Overall it reads more like a piece of political pathos, rather then a historical account of events.
Anyway ive digressed so back to my review. This book is backed by plenty of figures and stories which show that HH was also a Keynesian at heart with his multiple spending programs(which is called stimulus today) designed to fix the economy and get it back on track. And he was a monetarist before they existed with his desire for the Fed as well as the Reconstruction Finance Corporation designed to get money into the economy, as well as prop up farms, banks, etc etc. Hoover wanted no market correction rather, being from the Efficiency School he thought the heavy hand of government could easily help cushion the blow and get things back on track, although he did like to work hand in hand with business thinking teamwork would work well..
So ill mention SOME important points to flick to and highlight,
Pages 31-2 The Fed was given powers in order to a) avoid bank panics b) cushion liquidation c)give aid to agriculture d) mitigate unemployment g) advance economic and social reforms as fast as possible
P41 Liquidation on the NYSE was greater than $8 billion but was reduced to $3 billion
P42 Wired governors and mayors to expand public works, expanded federal public works by an extra $420 mil
P46 in the recession of `21(which tried the do nothing approach and had a recession under 6 months) there was 92 wage cuts per 100 jobs(which should debunk the Keynesian hypothesis of sticky wages), in the full year of `30 there was 7/100(also note the high wage policies etc that HH got industry to agree on seen a greater real wage rise than the boom of the 20s did)
P46 days lost to strike under HH was from 2.7million to 9.9 mil, FDR however seen from 6.7mil to 28.4 mil
P50 the Federal Farm Board was given $500mil to support wheat and cotton prices
P84 The treasury and Fed Reserve created a pool of $500 mil to rescue banks with powers to borrow up to an extra billion
P95 The federal home loan bank act signed 22nd July 1932
P97-100 18 points of federal legislation program
110 Julu 16th `32 $1.8 billion for works, $500 mil for state relief , and authorisation for the Agriculture Production Bank
And trust me I can go on and on. But if you ignore normal government spending, and just look at Hoovers "stimulus" then he spent in his 4 years more than the total of the previous 30 years combined!!!
Please note that in this book Hoover recalls when he was given ADVICE from Andrew Mellon to do nothing and let the market correct itself(pages 30-31), and this is often quoted as if it was the strategy he took.

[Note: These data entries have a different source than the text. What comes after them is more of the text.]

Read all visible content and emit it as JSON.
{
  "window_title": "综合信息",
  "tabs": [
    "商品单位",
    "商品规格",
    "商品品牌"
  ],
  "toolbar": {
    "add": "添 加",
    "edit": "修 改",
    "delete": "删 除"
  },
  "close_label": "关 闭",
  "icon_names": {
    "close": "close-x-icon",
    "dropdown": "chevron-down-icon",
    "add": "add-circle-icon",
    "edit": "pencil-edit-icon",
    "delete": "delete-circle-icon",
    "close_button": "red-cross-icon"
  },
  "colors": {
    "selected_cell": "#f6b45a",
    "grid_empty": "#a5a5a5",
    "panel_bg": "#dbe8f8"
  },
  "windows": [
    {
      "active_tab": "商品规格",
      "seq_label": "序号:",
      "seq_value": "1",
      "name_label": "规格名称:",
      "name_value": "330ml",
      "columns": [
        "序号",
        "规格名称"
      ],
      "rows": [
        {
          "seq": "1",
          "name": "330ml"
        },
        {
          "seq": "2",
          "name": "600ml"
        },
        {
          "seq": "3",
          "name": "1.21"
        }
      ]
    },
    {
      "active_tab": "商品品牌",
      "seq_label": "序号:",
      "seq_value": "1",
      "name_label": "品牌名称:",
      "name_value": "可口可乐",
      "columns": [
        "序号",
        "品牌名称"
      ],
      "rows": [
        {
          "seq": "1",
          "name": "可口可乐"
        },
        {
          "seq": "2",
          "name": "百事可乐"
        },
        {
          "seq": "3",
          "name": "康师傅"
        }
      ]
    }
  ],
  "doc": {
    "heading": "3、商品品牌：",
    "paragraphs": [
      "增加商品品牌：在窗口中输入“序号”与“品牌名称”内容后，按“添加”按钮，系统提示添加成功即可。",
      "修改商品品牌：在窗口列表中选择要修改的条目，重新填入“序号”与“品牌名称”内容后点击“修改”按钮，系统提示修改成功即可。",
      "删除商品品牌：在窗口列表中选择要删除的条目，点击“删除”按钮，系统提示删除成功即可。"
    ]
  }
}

If you've ever read this or come across this please note that this is a quote mine. Cause in the very following paragraphs he mentions about how glad he was to not follow this advice, and how since NO ONE HAD DONE WHAT HE DONE BEFORE he was experimenting in a new field of government interference in the market with the aim to make things better(and he believed given enough time he would have seen his strategies working, and if the democrats hadn't blocked so much of what he tried he'd have been remembered as a hero).
However I can easily explain in a sentence or two why it didn't work. Borrowing and spending money on a bunch of money losing schemes(the "stimulus" public work packages), and propping up prices at a level where no one can afford to buy(like propping up house prices today) both harm the economy, and cause a delay in any recovery!!!
Very interesting and relevant to todays situation.